The drills will be held from October 18-31 and will be the eighteenth iteration of annual exercises between the two militaries known as Yudh Abhyas, which is Hindi for “war practice.” They will be held in the Auli area of the Indian state of Uttarakhand in the Himalayas mountain range.
The Yudh Abhyas drills are meant to train for fighting in high altitudes. The last iteration of the exercises was held in the mountains of Alaska in October 2021.
Tensions have been high between India and China in the Himalayas since June 2020, when clashes in the Galwan Valley killed 20 Indian troops and four Chinese soldiers. Since then, China and India have been engaged in talks to reduce tensions, but they have also reinforced their militaries along the LAN.
The US has been increasing military ties with India in recent years with hopes of using New Delhi as a counter to Beijing. After the Galwan Valley clashes, the US and India signed a new military pact, known as the Basic Exchange and Cooperation Agreement (BECA).
Under BECA, the US can share more intelligence and satellite information with India. US military leaders have said that since signing the pact, the US has been able to help India with surveillance of the Chinese military along the LAN. The intelligence could also potentially be used for Indian missile strikes in the region.
Location of the major June 2020 border clash which left 20 Indian troops dead, via BBC:
News of the drills comes not long after House Speaker Nancy Pelosi (D-CA) made her provocative trip to Taiwan, which China responded to by launching its largest-ever military drills around the island.

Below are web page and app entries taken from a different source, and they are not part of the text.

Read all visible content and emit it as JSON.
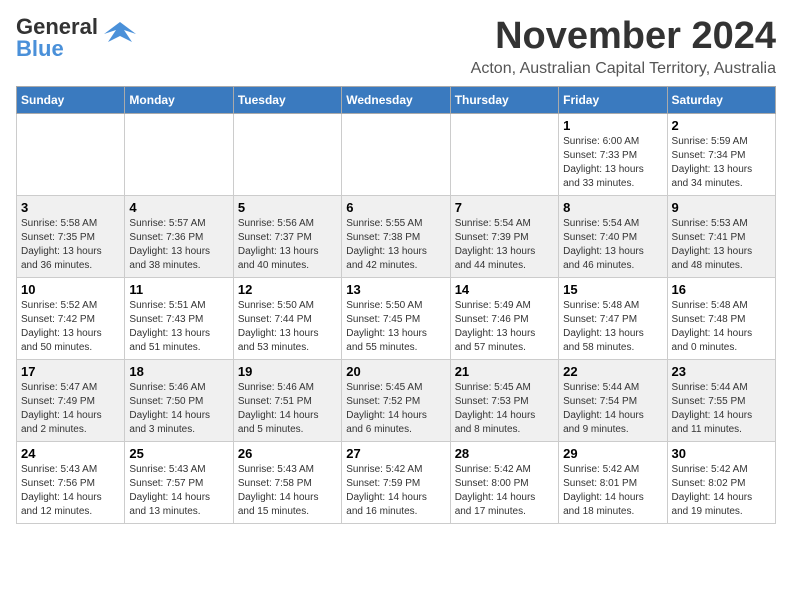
{
  "header": {
    "logo_general": "General",
    "logo_blue": "Blue",
    "month": "November 2024",
    "location": "Acton, Australian Capital Territory, Australia"
  },
  "weekdays": [
    "Sunday",
    "Monday",
    "Tuesday",
    "Wednesday",
    "Thursday",
    "Friday",
    "Saturday"
  ],
  "weeks": [
    [
      {
        "day": "",
        "info": ""
      },
      {
        "day": "",
        "info": ""
      },
      {
        "day": "",
        "info": ""
      },
      {
        "day": "",
        "info": ""
      },
      {
        "day": "",
        "info": ""
      },
      {
        "day": "1",
        "info": "Sunrise: 6:00 AM\nSunset: 7:33 PM\nDaylight: 13 hours\nand 33 minutes."
      },
      {
        "day": "2",
        "info": "Sunrise: 5:59 AM\nSunset: 7:34 PM\nDaylight: 13 hours\nand 34 minutes."
      }
    ],
    [
      {
        "day": "3",
        "info": "Sunrise: 5:58 AM\nSunset: 7:35 PM\nDaylight: 13 hours\nand 36 minutes."
      },
      {
        "day": "4",
        "info": "Sunrise: 5:57 AM\nSunset: 7:36 PM\nDaylight: 13 hours\nand 38 minutes."
      },
      {
        "day": "5",
        "info": "Sunrise: 5:56 AM\nSunset: 7:37 PM\nDaylight: 13 hours\nand 40 minutes."
      },
      {
        "day": "6",
        "info": "Sunrise: 5:55 AM\nSunset: 7:38 PM\nDaylight: 13 hours\nand 42 minutes."
      },
      {
        "day": "7",
        "info": "Sunrise: 5:54 AM\nSunset: 7:39 PM\nDaylight: 13 hours\nand 44 minutes."
      },
      {
        "day": "8",
        "info": "Sunrise: 5:54 AM\nSunset: 7:40 PM\nDaylight: 13 hours\nand 46 minutes."
      },
      {
        "day": "9",
        "info": "Sunrise: 5:53 AM\nSunset: 7:41 PM\nDaylight: 13 hours\nand 48 minutes."
      }
    ],
    [
      {
        "day": "10",
        "info": "Sunrise: 5:52 AM\nSunset: 7:42 PM\nDaylight: 13 hours\nand 50 minutes."
      },
      {
        "day": "11",
        "info": "Sunrise: 5:51 AM\nSunset: 7:43 PM\nDaylight: 13 hours\nand 51 minutes."
      },
      {
        "day": "12",
        "info": "Sunrise: 5:50 AM\nSunset: 7:44 PM\nDaylight: 13 hours\nand 53 minutes."
      },
      {
        "day": "13",
        "info": "Sunrise: 5:50 AM\nSunset: 7:45 PM\nDaylight: 13 hours\nand 55 minutes."
      },
      {
        "day": "14",
        "info": "Sunrise: 5:49 AM\nSunset: 7:46 PM\nDaylight: 13 hours\nand 57 minutes."
      },
      {
        "day": "15",
        "info": "Sunrise: 5:48 AM\nSunset: 7:47 PM\nDaylight: 13 hours\nand 58 minutes."
      },
      {
        "day": "16",
        "info": "Sunrise: 5:48 AM\nSunset: 7:48 PM\nDaylight: 14 hours\nand 0 minutes."
      }
    ],
    [
      {
        "day": "17",
        "info": "Sunrise: 5:47 AM\nSunset: 7:49 PM\nDaylight: 14 hours\nand 2 minutes."
      },
      {
        "day": "18",
        "info": "Sunrise: 5:46 AM\nSunset: 7:50 PM\nDaylight: 14 hours\nand 3 minutes."
      },
      {
        "day": "19",
        "info": "Sunrise: 5:46 AM\nSunset: 7:51 PM\nDaylight: 14 hours\nand 5 minutes."
      },
      {
        "day": "20",
        "info": "Sunrise: 5:45 AM\nSunset: 7:52 PM\nDaylight: 14 hours\nand 6 minutes."
      },
      {
        "day": "21",
        "info": "Sunrise: 5:45 AM\nSunset: 7:53 PM\nDaylight: 14 hours\nand 8 minutes."
      },
      {
        "day": "22",
        "info": "Sunrise: 5:44 AM\nSunset: 7:54 PM\nDaylight: 14 hours\nand 9 minutes."
      },
      {
        "day": "23",
        "info": "Sunrise: 5:44 AM\nSunset: 7:55 PM\nDaylight: 14 hours\nand 11 minutes."
      }
    ],
    [
      {
        "day": "24",
        "info": "Sunrise: 5:43 AM\nSunset: 7:56 PM\nDaylight: 14 hours\nand 12 minutes."
      },
      {
        "day": "25",
        "info": "Sunrise: 5:43 AM\nSunset: 7:57 PM\nDaylight: 14 hours\nand 13 minutes."
      },
      {
        "day": "26",
        "info": "Sunrise: 5:43 AM\nSunset: 7:58 PM\nDaylight: 14 hours\nand 15 minutes."
      },
      {
        "day": "27",
        "info": "Sunrise: 5:42 AM\nSunset: 7:59 PM\nDaylight: 14 hours\nand 16 minutes."
      },
      {
        "day": "28",
        "info": "Sunrise: 5:42 AM\nSunset: 8:00 PM\nDaylight: 14 hours\nand 17 minutes."
      },
      {
        "day": "29",
        "info": "Sunrise: 5:42 AM\nSunset: 8:01 PM\nDaylight: 14 hours\nand 18 minutes."
      },
      {
        "day": "30",
        "info": "Sunrise: 5:42 AM\nSunset: 8:02 PM\nDaylight: 14 hours\nand 19 minutes."
      }
    ]
  ]
}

Beijing also responded by cutting off military talks with Washington, and tensions between the US and China continue to soar.